* **WHAT IS REQUIRED**
Pull every line holding the word "Connections" out of the data and copy it.

(Dataset records)
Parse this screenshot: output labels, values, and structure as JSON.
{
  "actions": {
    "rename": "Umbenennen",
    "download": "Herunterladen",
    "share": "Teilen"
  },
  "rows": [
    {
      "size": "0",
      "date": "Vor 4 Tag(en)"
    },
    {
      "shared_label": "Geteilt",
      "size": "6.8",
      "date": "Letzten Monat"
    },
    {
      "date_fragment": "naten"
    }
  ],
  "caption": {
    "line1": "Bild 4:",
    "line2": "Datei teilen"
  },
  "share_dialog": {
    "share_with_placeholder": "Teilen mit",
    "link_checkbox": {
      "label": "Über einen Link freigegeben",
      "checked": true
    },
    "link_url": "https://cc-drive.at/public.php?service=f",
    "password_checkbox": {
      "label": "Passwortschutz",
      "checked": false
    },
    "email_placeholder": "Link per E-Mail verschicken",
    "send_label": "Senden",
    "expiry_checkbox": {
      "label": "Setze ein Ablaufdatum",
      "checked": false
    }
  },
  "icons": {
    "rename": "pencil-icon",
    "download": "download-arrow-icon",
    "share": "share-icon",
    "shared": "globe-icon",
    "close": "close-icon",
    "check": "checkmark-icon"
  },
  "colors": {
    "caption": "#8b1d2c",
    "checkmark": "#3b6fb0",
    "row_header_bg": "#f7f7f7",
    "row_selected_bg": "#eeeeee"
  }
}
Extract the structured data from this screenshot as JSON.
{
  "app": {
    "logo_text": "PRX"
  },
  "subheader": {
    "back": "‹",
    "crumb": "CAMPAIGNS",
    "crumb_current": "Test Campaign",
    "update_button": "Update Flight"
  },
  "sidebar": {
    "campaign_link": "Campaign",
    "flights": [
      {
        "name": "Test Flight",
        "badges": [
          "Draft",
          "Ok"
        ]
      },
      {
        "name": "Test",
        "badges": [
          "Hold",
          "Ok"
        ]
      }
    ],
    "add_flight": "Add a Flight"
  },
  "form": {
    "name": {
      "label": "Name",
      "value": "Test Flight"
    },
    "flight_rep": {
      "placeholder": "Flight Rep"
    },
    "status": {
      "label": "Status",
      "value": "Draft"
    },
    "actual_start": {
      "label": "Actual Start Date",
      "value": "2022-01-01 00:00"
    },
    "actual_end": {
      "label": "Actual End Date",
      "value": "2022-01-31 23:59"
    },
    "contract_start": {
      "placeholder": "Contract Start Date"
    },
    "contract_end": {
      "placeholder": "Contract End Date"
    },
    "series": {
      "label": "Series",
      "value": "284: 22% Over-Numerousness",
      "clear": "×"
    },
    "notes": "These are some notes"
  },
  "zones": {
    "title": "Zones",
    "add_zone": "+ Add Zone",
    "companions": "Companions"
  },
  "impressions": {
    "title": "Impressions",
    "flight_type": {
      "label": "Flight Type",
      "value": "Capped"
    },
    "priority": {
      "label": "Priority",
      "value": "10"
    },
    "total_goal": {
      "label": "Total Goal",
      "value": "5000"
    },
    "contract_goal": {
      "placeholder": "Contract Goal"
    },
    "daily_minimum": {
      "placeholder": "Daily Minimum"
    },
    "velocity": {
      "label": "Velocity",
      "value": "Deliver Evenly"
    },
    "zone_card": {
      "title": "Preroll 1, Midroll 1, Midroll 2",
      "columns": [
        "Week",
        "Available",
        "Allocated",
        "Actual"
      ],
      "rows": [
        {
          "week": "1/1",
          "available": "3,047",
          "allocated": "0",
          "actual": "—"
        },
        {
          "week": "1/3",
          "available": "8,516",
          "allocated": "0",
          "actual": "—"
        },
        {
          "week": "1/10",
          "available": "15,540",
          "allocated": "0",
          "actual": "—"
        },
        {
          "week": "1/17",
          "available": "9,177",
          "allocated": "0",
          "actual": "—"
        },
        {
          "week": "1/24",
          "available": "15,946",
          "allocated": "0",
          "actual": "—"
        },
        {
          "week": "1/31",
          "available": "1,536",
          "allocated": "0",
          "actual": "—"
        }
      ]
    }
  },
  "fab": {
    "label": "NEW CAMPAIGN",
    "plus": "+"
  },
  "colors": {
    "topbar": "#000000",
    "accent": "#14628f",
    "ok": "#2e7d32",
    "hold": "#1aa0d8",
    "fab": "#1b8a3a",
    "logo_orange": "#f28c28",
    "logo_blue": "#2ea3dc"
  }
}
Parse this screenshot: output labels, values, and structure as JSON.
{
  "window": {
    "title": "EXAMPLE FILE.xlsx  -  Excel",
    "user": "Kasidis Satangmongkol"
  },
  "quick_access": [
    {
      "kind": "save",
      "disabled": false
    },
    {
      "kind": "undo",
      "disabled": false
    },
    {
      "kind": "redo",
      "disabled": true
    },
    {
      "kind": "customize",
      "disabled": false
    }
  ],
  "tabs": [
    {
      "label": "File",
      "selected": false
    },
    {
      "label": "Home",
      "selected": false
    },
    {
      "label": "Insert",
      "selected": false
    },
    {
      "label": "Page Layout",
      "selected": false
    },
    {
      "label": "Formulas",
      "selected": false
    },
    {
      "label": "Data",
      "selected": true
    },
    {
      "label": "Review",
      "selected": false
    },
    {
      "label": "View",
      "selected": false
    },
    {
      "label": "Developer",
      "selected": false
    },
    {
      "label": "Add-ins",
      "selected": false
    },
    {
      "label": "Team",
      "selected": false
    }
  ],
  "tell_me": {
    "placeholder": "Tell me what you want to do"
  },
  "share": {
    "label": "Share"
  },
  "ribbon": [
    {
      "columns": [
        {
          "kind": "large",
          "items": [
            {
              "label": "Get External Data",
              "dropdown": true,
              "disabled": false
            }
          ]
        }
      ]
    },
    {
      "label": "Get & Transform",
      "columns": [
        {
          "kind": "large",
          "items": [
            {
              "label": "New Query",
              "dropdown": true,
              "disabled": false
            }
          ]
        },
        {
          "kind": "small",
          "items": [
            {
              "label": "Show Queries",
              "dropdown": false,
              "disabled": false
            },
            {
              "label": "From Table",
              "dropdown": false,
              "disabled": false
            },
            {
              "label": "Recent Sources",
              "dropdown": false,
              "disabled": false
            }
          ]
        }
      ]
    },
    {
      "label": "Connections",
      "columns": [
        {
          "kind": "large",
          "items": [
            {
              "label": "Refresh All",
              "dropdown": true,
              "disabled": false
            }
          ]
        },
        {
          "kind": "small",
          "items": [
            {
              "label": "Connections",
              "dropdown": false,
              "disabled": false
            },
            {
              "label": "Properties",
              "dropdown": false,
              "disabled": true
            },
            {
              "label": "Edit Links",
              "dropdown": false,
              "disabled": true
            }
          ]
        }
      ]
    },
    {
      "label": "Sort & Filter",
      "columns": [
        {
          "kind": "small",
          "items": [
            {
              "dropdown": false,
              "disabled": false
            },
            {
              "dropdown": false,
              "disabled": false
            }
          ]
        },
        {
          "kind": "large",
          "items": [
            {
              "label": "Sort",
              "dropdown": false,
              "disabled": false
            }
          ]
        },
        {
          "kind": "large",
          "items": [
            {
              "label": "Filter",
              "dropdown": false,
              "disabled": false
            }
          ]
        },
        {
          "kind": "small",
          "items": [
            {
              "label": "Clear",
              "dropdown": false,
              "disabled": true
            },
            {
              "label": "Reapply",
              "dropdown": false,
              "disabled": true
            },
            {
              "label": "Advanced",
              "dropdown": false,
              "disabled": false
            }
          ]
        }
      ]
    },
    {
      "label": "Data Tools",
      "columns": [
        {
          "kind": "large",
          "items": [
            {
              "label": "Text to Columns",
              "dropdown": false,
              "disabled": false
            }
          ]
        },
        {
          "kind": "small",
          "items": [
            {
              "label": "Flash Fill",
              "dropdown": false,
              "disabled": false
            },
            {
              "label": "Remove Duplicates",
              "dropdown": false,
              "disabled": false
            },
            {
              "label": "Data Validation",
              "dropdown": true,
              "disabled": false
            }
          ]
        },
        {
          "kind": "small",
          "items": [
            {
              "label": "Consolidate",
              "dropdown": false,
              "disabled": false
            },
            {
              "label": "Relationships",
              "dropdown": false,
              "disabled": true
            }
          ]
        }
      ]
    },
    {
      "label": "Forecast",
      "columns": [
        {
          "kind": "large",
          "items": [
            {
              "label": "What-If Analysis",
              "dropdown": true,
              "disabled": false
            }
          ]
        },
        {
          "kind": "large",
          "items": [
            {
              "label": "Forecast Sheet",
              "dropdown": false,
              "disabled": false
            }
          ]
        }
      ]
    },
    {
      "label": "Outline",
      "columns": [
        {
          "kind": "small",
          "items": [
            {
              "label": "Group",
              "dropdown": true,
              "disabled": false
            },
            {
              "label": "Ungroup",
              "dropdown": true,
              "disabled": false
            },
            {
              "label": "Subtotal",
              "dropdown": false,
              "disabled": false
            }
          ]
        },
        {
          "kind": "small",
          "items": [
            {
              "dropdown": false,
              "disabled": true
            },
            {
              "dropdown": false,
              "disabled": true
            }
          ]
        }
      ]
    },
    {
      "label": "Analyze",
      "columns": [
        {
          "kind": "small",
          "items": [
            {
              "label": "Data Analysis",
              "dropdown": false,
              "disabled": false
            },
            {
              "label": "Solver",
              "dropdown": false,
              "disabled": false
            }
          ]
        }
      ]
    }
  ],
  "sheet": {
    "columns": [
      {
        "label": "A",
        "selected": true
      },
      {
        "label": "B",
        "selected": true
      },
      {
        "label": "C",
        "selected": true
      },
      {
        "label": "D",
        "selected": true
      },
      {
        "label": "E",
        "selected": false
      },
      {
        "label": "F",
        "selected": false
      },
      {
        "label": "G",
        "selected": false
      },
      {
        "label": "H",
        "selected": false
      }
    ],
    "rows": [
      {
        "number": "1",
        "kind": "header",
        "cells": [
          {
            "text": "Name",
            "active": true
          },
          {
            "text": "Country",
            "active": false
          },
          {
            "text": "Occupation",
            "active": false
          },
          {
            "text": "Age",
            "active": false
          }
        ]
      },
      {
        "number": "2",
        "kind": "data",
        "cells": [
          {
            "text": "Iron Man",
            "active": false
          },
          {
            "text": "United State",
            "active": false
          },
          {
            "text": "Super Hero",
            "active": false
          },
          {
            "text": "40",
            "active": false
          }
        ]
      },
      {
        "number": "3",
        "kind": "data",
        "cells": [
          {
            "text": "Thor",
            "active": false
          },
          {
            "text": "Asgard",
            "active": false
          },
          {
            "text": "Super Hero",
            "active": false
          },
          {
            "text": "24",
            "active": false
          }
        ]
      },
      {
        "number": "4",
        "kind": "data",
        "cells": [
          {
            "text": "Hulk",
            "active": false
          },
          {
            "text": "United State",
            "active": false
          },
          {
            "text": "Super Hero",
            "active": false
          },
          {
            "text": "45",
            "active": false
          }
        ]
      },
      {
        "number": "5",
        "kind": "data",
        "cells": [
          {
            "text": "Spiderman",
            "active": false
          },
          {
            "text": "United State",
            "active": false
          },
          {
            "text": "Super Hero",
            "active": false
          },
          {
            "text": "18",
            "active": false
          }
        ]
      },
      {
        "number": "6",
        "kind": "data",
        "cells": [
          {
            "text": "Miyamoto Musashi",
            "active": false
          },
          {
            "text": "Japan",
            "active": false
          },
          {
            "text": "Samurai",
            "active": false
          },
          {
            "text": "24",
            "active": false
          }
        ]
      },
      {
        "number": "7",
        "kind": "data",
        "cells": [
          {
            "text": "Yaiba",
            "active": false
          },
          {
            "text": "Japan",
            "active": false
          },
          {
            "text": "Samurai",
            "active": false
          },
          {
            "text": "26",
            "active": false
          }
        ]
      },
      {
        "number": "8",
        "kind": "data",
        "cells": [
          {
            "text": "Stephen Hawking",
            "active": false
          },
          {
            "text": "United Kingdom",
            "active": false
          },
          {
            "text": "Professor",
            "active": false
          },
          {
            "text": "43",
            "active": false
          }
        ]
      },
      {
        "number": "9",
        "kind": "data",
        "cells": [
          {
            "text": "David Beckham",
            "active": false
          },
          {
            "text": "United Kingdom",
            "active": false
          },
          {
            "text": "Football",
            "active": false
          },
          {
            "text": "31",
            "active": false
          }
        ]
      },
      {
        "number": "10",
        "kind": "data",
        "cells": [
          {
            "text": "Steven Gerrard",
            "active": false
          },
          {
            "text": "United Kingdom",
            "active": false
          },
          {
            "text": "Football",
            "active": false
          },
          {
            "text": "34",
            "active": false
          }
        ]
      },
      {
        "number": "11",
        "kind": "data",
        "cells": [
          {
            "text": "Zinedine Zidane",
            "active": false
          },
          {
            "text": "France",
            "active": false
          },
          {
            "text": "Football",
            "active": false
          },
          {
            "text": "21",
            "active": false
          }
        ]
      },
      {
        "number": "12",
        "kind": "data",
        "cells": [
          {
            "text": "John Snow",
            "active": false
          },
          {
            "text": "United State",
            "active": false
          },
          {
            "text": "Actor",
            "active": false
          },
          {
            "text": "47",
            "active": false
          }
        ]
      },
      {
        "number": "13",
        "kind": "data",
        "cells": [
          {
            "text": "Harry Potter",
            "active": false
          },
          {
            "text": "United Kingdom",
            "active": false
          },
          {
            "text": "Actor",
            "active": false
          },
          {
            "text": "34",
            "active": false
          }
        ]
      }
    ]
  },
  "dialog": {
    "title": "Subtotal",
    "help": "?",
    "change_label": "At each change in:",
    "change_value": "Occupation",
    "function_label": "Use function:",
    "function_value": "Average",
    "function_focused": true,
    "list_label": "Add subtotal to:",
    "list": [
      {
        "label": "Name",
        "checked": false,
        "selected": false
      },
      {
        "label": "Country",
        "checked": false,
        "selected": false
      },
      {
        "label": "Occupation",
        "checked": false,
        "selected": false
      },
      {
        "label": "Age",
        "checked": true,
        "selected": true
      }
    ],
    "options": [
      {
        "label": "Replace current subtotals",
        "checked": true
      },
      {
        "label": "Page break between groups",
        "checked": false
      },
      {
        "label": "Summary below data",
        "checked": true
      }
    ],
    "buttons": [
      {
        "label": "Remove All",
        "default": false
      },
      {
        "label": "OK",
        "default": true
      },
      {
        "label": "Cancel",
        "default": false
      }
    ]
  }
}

* **OUTPUT OF THE EXERCISE**
      "label": "Connections",
              "label": "Connections",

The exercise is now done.